I decided to experiment a little since a huge bar of soap ZOTE is only 98 cents in the US. Before throwing away brushes with dried paint, try soaking it in ZOTE soap overnight. You can also use this soap to wash off major part of the dirt and use a more expensive soap at the end, to save some money. Got paint on your clothes? Rub ZOTE soap onto the spot before washing. I have also seen liquid pink soap sold in a small bottle for almost $5 at the art store. As an artist who paints almost daily, every penny counts when it comes to buying materials and supplies. I decided to show how I make my brush soap cleaner in a can:
1 Bar ZOTE soap (pink or white)
2 ½ cups of water, or as much needed to barely cover soap
1 Tablespoon of safflower oil, coconut oil, or olive oil.
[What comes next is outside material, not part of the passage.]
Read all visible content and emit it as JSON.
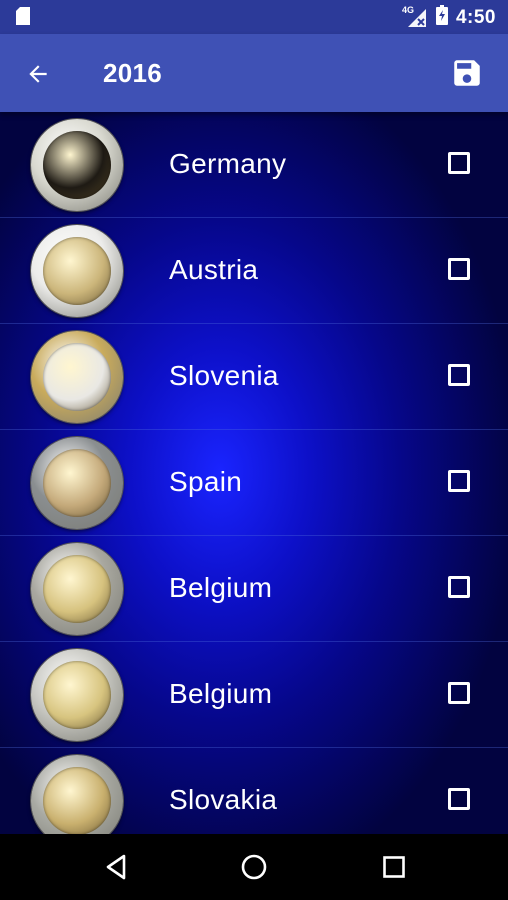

I like safflower oil the best and, on its own, makes a great conditioner for your brushes.
1 reusable plastic tub, or can
Optional: 4 drops of lavender essential oil (used in many professional soap cleaners)
Note: ZOTE soap is drying on the hands, so make sure you rub a few drops of oil (not essential oil) onto your hands before handling.
Step 1: Chop up the ZOTE soap with a large knife–I believe you can get this already shredded in some places but it is fairly easy to chop.
Step 2: Place in pot with water and set stove to low-med heat. Stir occasionally to prevent soap from sticking to bottom of the pot.
Step 3: Wait until the water starts to boil slightly and test soap for consistency. Soap should be easy to mush with a fork or spoon, like mashed potatoes.
Step 4: Pour out extra liquid onto a separate container, squirt, or spray bottle and fill the rest with water. You can use this liquid to clean up messes in your studio, on your kitchen counters, for laundry stains, or whatever you desire. Add water, as the liquid will firm slightly in the bottle. Here are some uses for ZOTE soap: http://www.happypreppers.com/zote.html
Step 5: Keep mushing and mixing soap together and mix in oils well.
Step 6: Spoon into a container, or can, and press down firmly. Swirl your dirty brushes into the soap and rinse. I like to use a can because the ridges can help gently remove paint from paint brushes without compromising the hairs. You can place in the fridge for an hour to cool, or use right away. Store like you would any soap.
If you give this a try, let me know how it works for you! I will continue to experiment with different oils and will revise and update if I find something that works better.
If you have any recipes, please feel free to share in the comments!